As mentioned previously, this article boldly states that the Bible is actually ANTI-family. The last point Pearlstein makes is based on the teachings of Jesus in the New Testament. He cites passages like Luke 14:25-27, “Large crowds were traveling with Jesus, and turning to them he said: “If anyone comes to me and does not hate his father and mother, his wife and children, his brothers and sisters—yes, even his own life—he cannot be my disciple. And anyone who does not carry his cross and follow me cannot be my disciple.”
He also cites Matthew 10:35-36, “For I have come to turn
” ‘a man against his father,
a daughter against her mother,
a daughter-in-law against her mother-in-law –
a man’s enemies will be the members of his own household”
Why the NIV structures those verses as poetry, I have no idea! That really doesn’t make for a very good song. He doesn’t cite the next verses because in them are the key to understanding what Jesus is saying, “Anyone who loves his father or mother more than me is not worthy of me; anyone who loves his son or daughter more than me is not worthy of me; and anyone who does not take his cross and follow me is not worthy of me. Whoever finds his life will lose it, and whoever loses his life for my sake will find it.”

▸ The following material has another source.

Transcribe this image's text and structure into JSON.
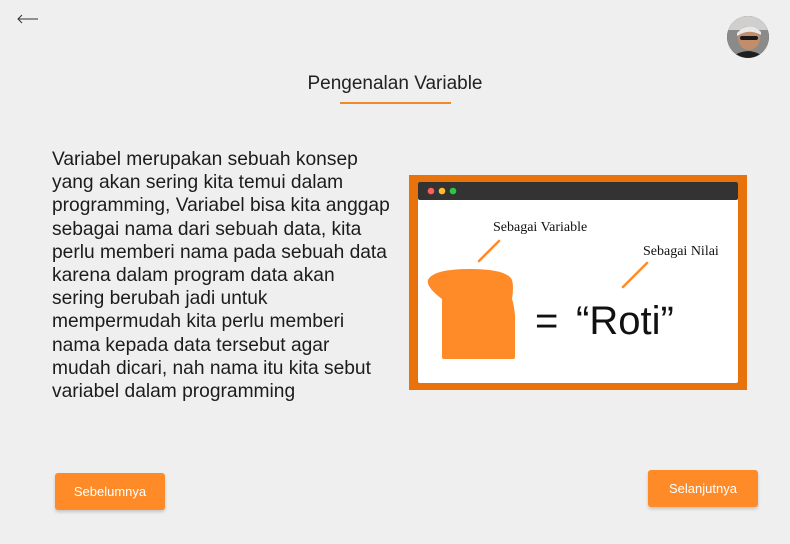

The Bible is counterintuitive and its teachings often paradoxical. Why would Jesus turn a family against itself? Not because God wants to disrupt family life and because God hates family. It happens because the nature of the Gospel as an identity changing agent will prove disruptive to some families as one member turns to Christ while another decides not to. Their culture was very collective rather than like our individualistic culture. They found their identity in their family. To have faith in Christ when the rest of your family did not meant to take on an identity different than your patriarchs. That would have been socially unacceptable in their culture yet the call of Christ demands a response. For those whose families do not agree they would have certainly experienced a disruption in family life. Some still find this today but it is not as prevalent because we don’t view life the same as they did.
If the Bible is ANTI-family, none of the passages he cites serve as any kind of proof of such an outlandish claim. Can the Bible prove difficult for some families to be unified on? Certainly. Does that make it’s message ANTI-family? Of course not.
God created the family for a reason… And if the “family” was so unbiblical then why would Jesus be referred to as God’s Son, or us be referred to as the children of God? “In the beginning was the word, and the word was with God and the word was God”… The Bible is God’s essence and loveletter to us. This is yet another attempt to discredit a book that truly can’t be discredited. And please, before you respond, look at all your quotes and put them into context.
I am not sure what you are asking there. I was thinking I did put them in context. Maybe I am missing something or misreading your comment. Sorry.
I wholeheartedly agree with what you wrote about God and family. The Bible is 100% pro-family when the family is rooted and centered on God. When it is not problems happen. Why? Not because God is ANTI-family but because the family is not serving the purpose God made family for. When we miss our purpose and our identity we normally run into problems. The same is true with a family that does not value God.
OOPS!!! I misread something within your blog lol. Sorry for the mixup!
P.S. I just wrote two new blogs on my website, one about grace and one about the emergent church… Check them out and let me know what you think.
The problem comes in when some people in the church, using this text on the family, decide that THEY are entitled to make the judgement of who is holy or spiritual and then decide to separate family members from each other by using the youth ministry, small groups, whatever.The key words are ‘control’, ‘manipulation’ and ‘deceit’. When any of these factors comes into play , the ends never justify the means.We need to be very very careful here.
This issue of what is coming to be known as ‘Kingdom Building’ by some formerly conservative and predictable congregations has the potential to get out of hand. Not every church member is really happy about the Purpose Driven Church tactics.
The worry by some that the church is losing members has sparked rank fanatacism and cult like behaviors in some areas.
I know of families whose kids were virtually stalked by
some in the church when they tried to change congregations.
I was never as worried about the church as I am now. If we simply preach the word as it was written we’ll be ok. Jesus never said the church was supposed to grow huge and take over the world; to take expand the ‘Kingdom’. That idea comes from denominations, and unsavory ones, in my opinion.